chownah wrote:Post by chownah » Fri Oct 14, 2016 1:35 pm
The article, I believe makes three important points:
1. That Trump supporters have income and education above the national average
2. That a "penchant for authoritarianism – not income, education, gender, age or race –predicted Trump support"
3. That the mainstream media have been unwilling to expose the demographic of Trump's support as it aligns more closely with their own 'class'.
Isn't the Guardian considered to be sort of famous for sensationalism?...they like to print stuff that is sort of shocking and defies the current views people hold?
"Sensationalism"? I equate sensationalism more with tabloid media, the kind that never let the facts get in the way of a good story. But perhaps more relevant is the second part of your question. The Guardian may be less likely to keep regurgitating and recycling the unexamined status quo of the more tabloid mainstream media (though I would still consider The Guardian pretty mainstream but not so tabloid), then I would agree with you. I see this as a positive attribute though, and this story seems to be a good example of it.
As you seem skeptical of The Guardian, perhaps you would be more comfortable with the same understanding from another source (one that you said was more "credible" - thanks for that link btw) The Mythology Of Trump’s ‘Working Class’ Support - His voters are better off economically compared with most Americans:
- But the definition of “working class” and similar terms is fuzzy, and narratives like these risk obscuring an important and perhaps counterintuitive fact about Trump’s voters: As compared with most Americans, Trump’s voters are better off. The median household income of a Trump voter so far in the primaries is about $72,000, based on estimates derived from exit polls and Census Bureau data. That’s lower than the $91,000 median for Kasich voters. But it’s well above the national median household income of about $56,000. It’s also higher than the median income for Hillary Clinton and Bernie Sanders supporters, which is around $61,000 for both.
These figures, as I mentioned, are derived from exit polls, which so far have been conducted in 23 primary states.1 The exit polls have asked voters to describe their 2015 family income by using one of five broad categories, ranging from “under $30,000” to “$200,000 or more.” It’s fairly straightforward to interpolate a median income for voters of each candidate from this data; for instance, we can infer that the median Clinton voter in Wisconsin made about $63,000.2 You can find my estimates for each candidate in each state in the following table, along with each state’s overall household median income in 2015.3

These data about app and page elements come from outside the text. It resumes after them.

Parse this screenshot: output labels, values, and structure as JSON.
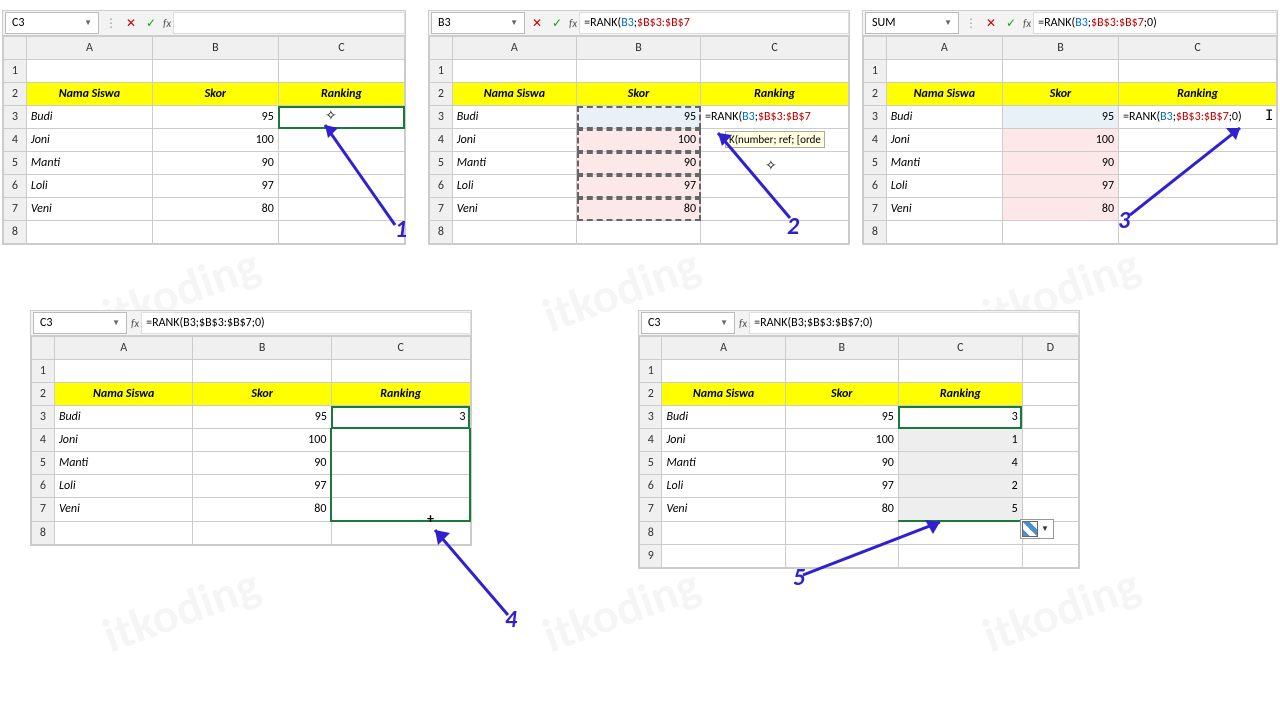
{
  "watermark": "itkoding",
  "headers": {
    "col_a": "Nama Siswa",
    "col_b": "Skor",
    "col_c": "Ranking"
  },
  "rows": [
    {
      "name": "Budi",
      "score": 95,
      "rank": 3
    },
    {
      "name": "Joni",
      "score": 100,
      "rank": 1
    },
    {
      "name": "Manti",
      "score": 90,
      "rank": 4
    },
    {
      "name": "Loli",
      "score": 97,
      "rank": 2
    },
    {
      "name": "Veni",
      "score": 80,
      "rank": 5
    }
  ],
  "panel1": {
    "namebox": "C3",
    "formula": "",
    "cols": {
      "a": "A",
      "b": "B",
      "c": "C"
    }
  },
  "panel2": {
    "namebox": "B3",
    "formula": "=RANK(B3;$B$3:$B$7",
    "cell_formula": "=RANK(B3;$B$3:$B$7",
    "tooltip": "K(number; ref; [orde",
    "cols": {
      "a": "A",
      "b": "B",
      "c": "C"
    }
  },
  "panel3": {
    "namebox": "SUM",
    "formula": "=RANK(B3;$B$3:$B$7;0)",
    "cell_formula": "=RANK(B3;$B$3:$B$7;0)",
    "cols": {
      "a": "A",
      "b": "B",
      "c": "C"
    }
  },
  "panel4": {
    "namebox": "C3",
    "formula": "=RANK(B3;$B$3:$B$7;0)",
    "cols": {
      "a": "A",
      "b": "B",
      "c": "C"
    }
  },
  "panel5": {
    "namebox": "C3",
    "formula": "=RANK(B3;$B$3:$B$7;0)",
    "cols": {
      "a": "A",
      "b": "B",
      "c": "C",
      "d": "D"
    }
  },
  "step_labels": {
    "s1": "1",
    "s2": "2",
    "s3": "3",
    "s4": "4",
    "s5": "5"
  },
  "fx_label": "fx"
}
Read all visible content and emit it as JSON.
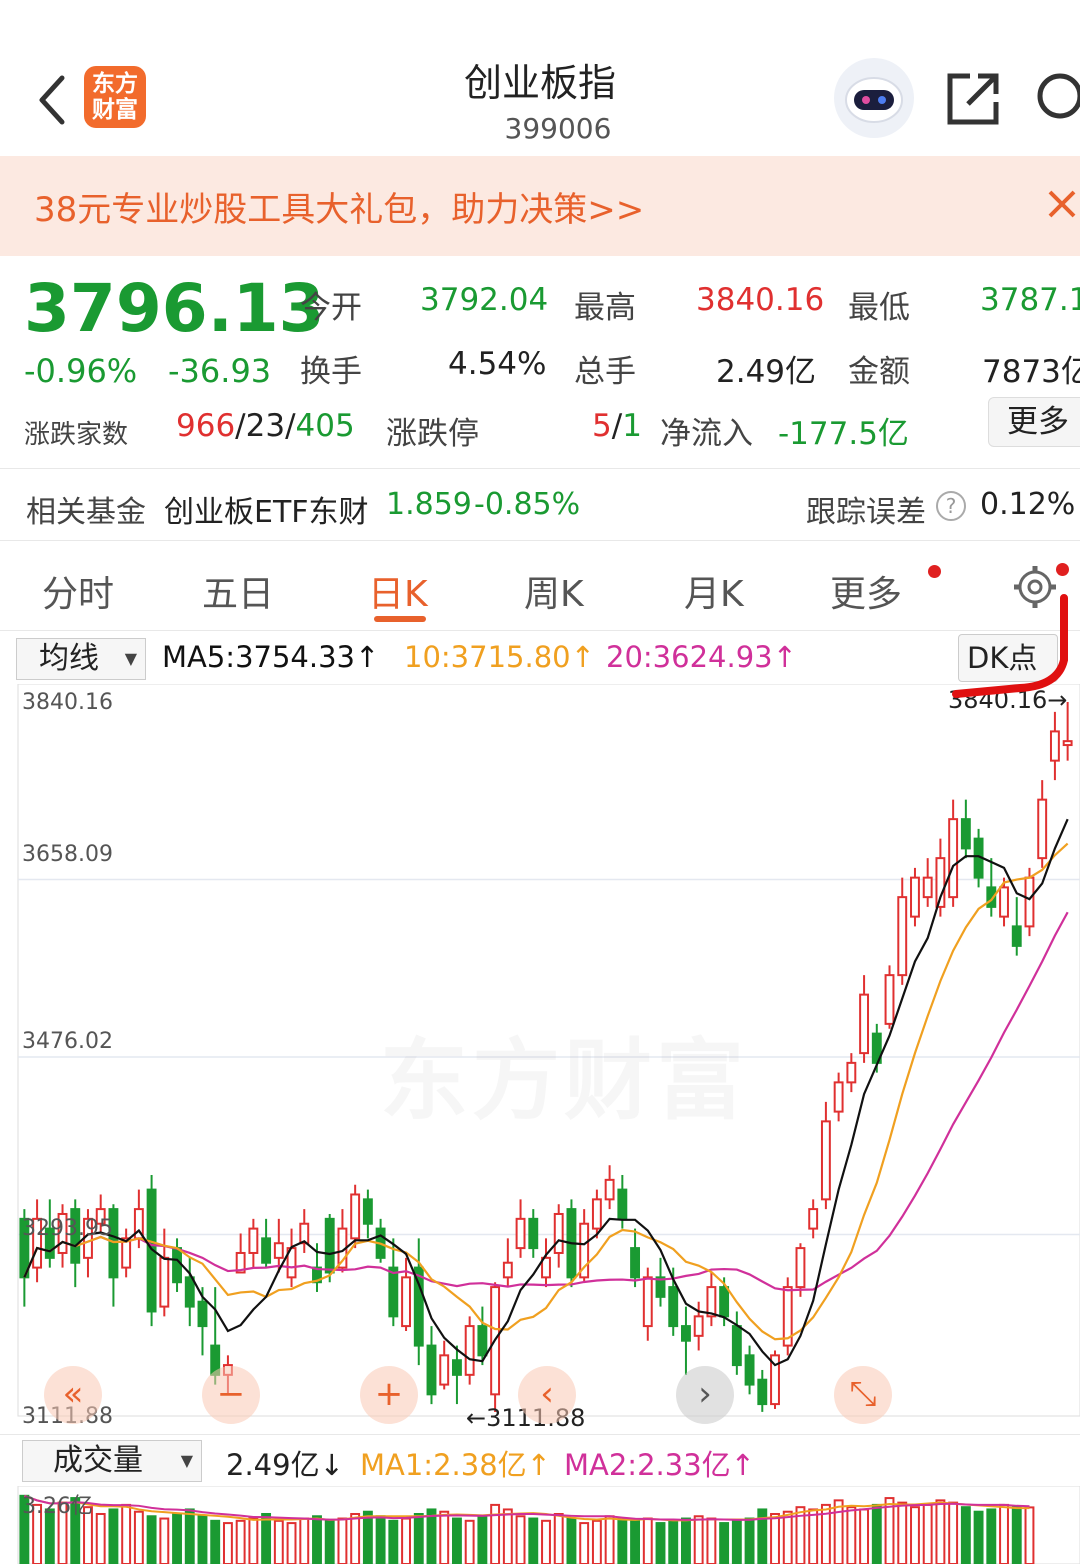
{
  "header": {
    "logo_text": "东方财富",
    "title": "创业板指",
    "code": "399006"
  },
  "banner": {
    "text": "38元专业炒股工具大礼包，助力决策>>"
  },
  "quote": {
    "price": "3796.13",
    "change_pct": "-0.96%",
    "change": "-36.93",
    "open_label": "今开",
    "open": "3792.04",
    "high_label": "最高",
    "high": "3840.16",
    "low_label": "最低",
    "low": "3787.1",
    "turnover_label": "换手",
    "turnover": "4.54%",
    "volume_label": "总手",
    "volume": "2.49亿",
    "amount_label": "金额",
    "amount": "7873亿",
    "breadth_label": "涨跌家数",
    "breadth_up": "966",
    "breadth_flat": "23",
    "breadth_down": "405",
    "limit_label": "涨跌停",
    "limit_up": "5",
    "limit_down": "1",
    "inflow_label": "净流入",
    "inflow": "-177.5亿",
    "more_label": "更多"
  },
  "fund": {
    "label": "相关基金",
    "name": "创业板ETF东财",
    "price": "1.859",
    "change": "-0.85%",
    "tracking_label": "跟踪误差",
    "tracking_value": "0.12%"
  },
  "tabs": [
    "分时",
    "五日",
    "日K",
    "周K",
    "月K",
    "更多"
  ],
  "active_tab": "日K",
  "ma_row": {
    "select": "均线",
    "ma5": "MA5:3754.33↑",
    "ma10": "10:3715.80↑",
    "ma20": "20:3624.93↑",
    "dk": "DK点"
  },
  "chart_labels": {
    "y_ticks": [
      "3840.16",
      "3658.09",
      "3476.02",
      "3293.95",
      "3111.88"
    ],
    "min_marker": "←3111.88",
    "max_marker": "3840.16→",
    "watermark": "东方财富"
  },
  "controls": [
    "«",
    "−",
    "+",
    "‹",
    "›",
    "⤡"
  ],
  "volume_row": {
    "select": "成交量",
    "value": "2.49亿↓",
    "ma1": "MA1:2.38亿↑",
    "ma2": "MA2:2.33亿↑",
    "y_top": "3.26亿"
  },
  "colors": {
    "up": "#e03030",
    "down": "#1a9a32",
    "accent": "#e8612c",
    "ma5": "#111111",
    "ma10": "#f0a020",
    "ma20": "#d0309a"
  },
  "chart_data": {
    "type": "candlestick",
    "ylim": [
      3111.88,
      3840.16
    ],
    "candles": [
      {
        "o": 3310,
        "c": 3250,
        "h": 3320,
        "l": 3220
      },
      {
        "o": 3260,
        "c": 3310,
        "h": 3330,
        "l": 3245
      },
      {
        "o": 3300,
        "c": 3270,
        "h": 3330,
        "l": 3260
      },
      {
        "o": 3275,
        "c": 3315,
        "h": 3325,
        "l": 3260
      },
      {
        "o": 3320,
        "c": 3265,
        "h": 3330,
        "l": 3240
      },
      {
        "o": 3270,
        "c": 3310,
        "h": 3320,
        "l": 3250
      },
      {
        "o": 3305,
        "c": 3320,
        "h": 3335,
        "l": 3295
      },
      {
        "o": 3320,
        "c": 3250,
        "h": 3325,
        "l": 3220
      },
      {
        "o": 3260,
        "c": 3290,
        "h": 3300,
        "l": 3250
      },
      {
        "o": 3290,
        "c": 3320,
        "h": 3340,
        "l": 3280
      },
      {
        "o": 3340,
        "c": 3215,
        "h": 3355,
        "l": 3200
      },
      {
        "o": 3220,
        "c": 3270,
        "h": 3300,
        "l": 3210
      },
      {
        "o": 3280,
        "c": 3245,
        "h": 3290,
        "l": 3235
      },
      {
        "o": 3250,
        "c": 3220,
        "h": 3270,
        "l": 3200
      },
      {
        "o": 3225,
        "c": 3200,
        "h": 3240,
        "l": 3170
      },
      {
        "o": 3180,
        "c": 3150,
        "h": 3240,
        "l": 3140
      },
      {
        "o": 3150,
        "c": 3160,
        "h": 3170,
        "l": 3130
      },
      {
        "o": 3255,
        "c": 3275,
        "h": 3295,
        "l": 3255
      },
      {
        "o": 3275,
        "c": 3300,
        "h": 3310,
        "l": 3260
      },
      {
        "o": 3290,
        "c": 3265,
        "h": 3310,
        "l": 3260
      },
      {
        "o": 3270,
        "c": 3285,
        "h": 3310,
        "l": 3255
      },
      {
        "o": 3250,
        "c": 3280,
        "h": 3300,
        "l": 3240
      },
      {
        "o": 3285,
        "c": 3305,
        "h": 3320,
        "l": 3275
      },
      {
        "o": 3260,
        "c": 3245,
        "h": 3285,
        "l": 3235
      },
      {
        "o": 3310,
        "c": 3255,
        "h": 3315,
        "l": 3245
      },
      {
        "o": 3260,
        "c": 3300,
        "h": 3320,
        "l": 3255
      },
      {
        "o": 3290,
        "c": 3335,
        "h": 3345,
        "l": 3280
      },
      {
        "o": 3330,
        "c": 3305,
        "h": 3340,
        "l": 3290
      },
      {
        "o": 3300,
        "c": 3270,
        "h": 3310,
        "l": 3265
      },
      {
        "o": 3260,
        "c": 3210,
        "h": 3290,
        "l": 3200
      },
      {
        "o": 3200,
        "c": 3250,
        "h": 3270,
        "l": 3195
      },
      {
        "o": 3260,
        "c": 3180,
        "h": 3290,
        "l": 3160
      },
      {
        "o": 3180,
        "c": 3130,
        "h": 3200,
        "l": 3120
      },
      {
        "o": 3140,
        "c": 3170,
        "h": 3185,
        "l": 3135
      },
      {
        "o": 3165,
        "c": 3150,
        "h": 3180,
        "l": 3120
      },
      {
        "o": 3150,
        "c": 3200,
        "h": 3210,
        "l": 3140
      },
      {
        "o": 3200,
        "c": 3170,
        "h": 3220,
        "l": 3160
      },
      {
        "o": 3130,
        "c": 3240,
        "h": 3245,
        "l": 3111.88
      },
      {
        "o": 3250,
        "c": 3265,
        "h": 3290,
        "l": 3240
      },
      {
        "o": 3280,
        "c": 3310,
        "h": 3330,
        "l": 3270
      },
      {
        "o": 3310,
        "c": 3280,
        "h": 3320,
        "l": 3270
      },
      {
        "o": 3250,
        "c": 3270,
        "h": 3290,
        "l": 3240
      },
      {
        "o": 3275,
        "c": 3315,
        "h": 3325,
        "l": 3260
      },
      {
        "o": 3320,
        "c": 3250,
        "h": 3330,
        "l": 3240
      },
      {
        "o": 3250,
        "c": 3305,
        "h": 3320,
        "l": 3245
      },
      {
        "o": 3300,
        "c": 3330,
        "h": 3340,
        "l": 3290
      },
      {
        "o": 3330,
        "c": 3350,
        "h": 3365,
        "l": 3320
      },
      {
        "o": 3340,
        "c": 3310,
        "h": 3355,
        "l": 3300
      },
      {
        "o": 3280,
        "c": 3250,
        "h": 3300,
        "l": 3240
      },
      {
        "o": 3200,
        "c": 3250,
        "h": 3260,
        "l": 3185
      },
      {
        "o": 3250,
        "c": 3230,
        "h": 3270,
        "l": 3220
      },
      {
        "o": 3240,
        "c": 3200,
        "h": 3260,
        "l": 3190
      },
      {
        "o": 3200,
        "c": 3185,
        "h": 3220,
        "l": 3150
      },
      {
        "o": 3190,
        "c": 3210,
        "h": 3225,
        "l": 3175
      },
      {
        "o": 3210,
        "c": 3240,
        "h": 3255,
        "l": 3200
      },
      {
        "o": 3240,
        "c": 3210,
        "h": 3250,
        "l": 3200
      },
      {
        "o": 3200,
        "c": 3160,
        "h": 3215,
        "l": 3150
      },
      {
        "o": 3170,
        "c": 3140,
        "h": 3180,
        "l": 3130
      },
      {
        "o": 3145,
        "c": 3120,
        "h": 3155,
        "l": 3112
      },
      {
        "o": 3120,
        "c": 3170,
        "h": 3175,
        "l": 3115
      },
      {
        "o": 3180,
        "c": 3240,
        "h": 3250,
        "l": 3170
      },
      {
        "o": 3240,
        "c": 3280,
        "h": 3285,
        "l": 3230
      },
      {
        "o": 3300,
        "c": 3320,
        "h": 3330,
        "l": 3290
      },
      {
        "o": 3330,
        "c": 3410,
        "h": 3430,
        "l": 3320
      },
      {
        "o": 3420,
        "c": 3450,
        "h": 3460,
        "l": 3410
      },
      {
        "o": 3450,
        "c": 3470,
        "h": 3480,
        "l": 3440
      },
      {
        "o": 3480,
        "c": 3540,
        "h": 3560,
        "l": 3470
      },
      {
        "o": 3500,
        "c": 3470,
        "h": 3510,
        "l": 3460
      },
      {
        "o": 3510,
        "c": 3560,
        "h": 3570,
        "l": 3505
      },
      {
        "o": 3560,
        "c": 3640,
        "h": 3660,
        "l": 3550
      },
      {
        "o": 3620,
        "c": 3660,
        "h": 3670,
        "l": 3610
      },
      {
        "o": 3640,
        "c": 3660,
        "h": 3680,
        "l": 3630
      },
      {
        "o": 3630,
        "c": 3680,
        "h": 3700,
        "l": 3620
      },
      {
        "o": 3640,
        "c": 3720,
        "h": 3740,
        "l": 3630
      },
      {
        "o": 3720,
        "c": 3690,
        "h": 3740,
        "l": 3680
      },
      {
        "o": 3700,
        "c": 3660,
        "h": 3710,
        "l": 3650
      },
      {
        "o": 3650,
        "c": 3630,
        "h": 3680,
        "l": 3620
      },
      {
        "o": 3620,
        "c": 3650,
        "h": 3660,
        "l": 3610
      },
      {
        "o": 3610,
        "c": 3590,
        "h": 3640,
        "l": 3580
      },
      {
        "o": 3610,
        "c": 3660,
        "h": 3670,
        "l": 3600
      },
      {
        "o": 3680,
        "c": 3740,
        "h": 3760,
        "l": 3670
      },
      {
        "o": 3780,
        "c": 3810,
        "h": 3830,
        "l": 3760
      },
      {
        "o": 3796,
        "c": 3800,
        "h": 3840.16,
        "l": 3780
      }
    ],
    "volume": [
      3.0,
      2.6,
      2.4,
      2.7,
      2.9,
      2.5,
      2.2,
      2.4,
      2.6,
      2.3,
      2.1,
      2.0,
      2.2,
      2.4,
      2.1,
      1.9,
      1.8,
      1.9,
      2.0,
      2.2,
      1.9,
      1.8,
      2.0,
      2.1,
      1.9,
      2.0,
      2.2,
      2.3,
      2.1,
      1.9,
      2.0,
      2.2,
      2.4,
      2.3,
      2.0,
      1.9,
      2.1,
      2.6,
      2.4,
      2.1,
      2.0,
      1.9,
      2.2,
      2.0,
      1.8,
      1.9,
      2.1,
      2.0,
      1.9,
      2.0,
      1.8,
      1.9,
      2.0,
      2.1,
      2.0,
      1.8,
      1.9,
      2.0,
      2.4,
      2.2,
      2.3,
      2.5,
      2.4,
      2.6,
      2.8,
      2.5,
      2.4,
      2.6,
      2.9,
      2.7,
      2.5,
      2.6,
      2.8,
      2.7,
      2.5,
      2.3,
      2.4,
      2.6,
      2.5,
      2.49
    ]
  }
}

Also...I think if you look carefully you will find that "penchant for authoritarianism" is presented as the best preditor of trump support and that this does not rule out "income, education, gender, age, or race" as being predictors. For instance....if we assume that trump supporters have higher incomes than average then in fact we can say that income IS a predictor of trump support meaning that a higher income would predict trump support....saying that income is not a predictor would be saying that there is no difference in income between trump and clinton's supporters.
Yes, I think you could interpret it that way too, but I think the point that is being made is that the appeal of authoritarianism is a stronger predictor than income and other factors.
And finally...the guardian is a british paper and perhaps you are british too,
The Guardian was
solely a British paper but it now has online editions for the UK, USA, Australia and also an international edition, using local journalists from the those countries for each edition. As I'm Australian, I generally read that edition, but of course there is a fair amount of cross-linking between editions.
I don't know, but the idea that the media or americans in general are concerned about if something "aligns more closely with their own 'class'" is definitely a british concept and I think that thinking in terms of 'class' is much more common in british society than in america.
I don't I agree with this statement regarding class and I don't think there is any evidence to support this either, but there certainly is evidence that there is greater wealth disparity in the US than Britain and a greater rate of growth in wealth disparity. The emergence of the working poor and the decline of the middle-class in the US comes to mind. This disparity would have the effect of making people more class-conscious.
Edit: just one more thing. My view is that trump supporters are seen by some to have lower incomes because they are always complaining about how bad things are economically because of current foreign trade policies and gov't regulations of industry etc. while in fact his supporters are actually mostly quite well off and they just like to complain and are greedy for more.
Yeah, good point. The more some people have the more they want. It's hard to satiate greed.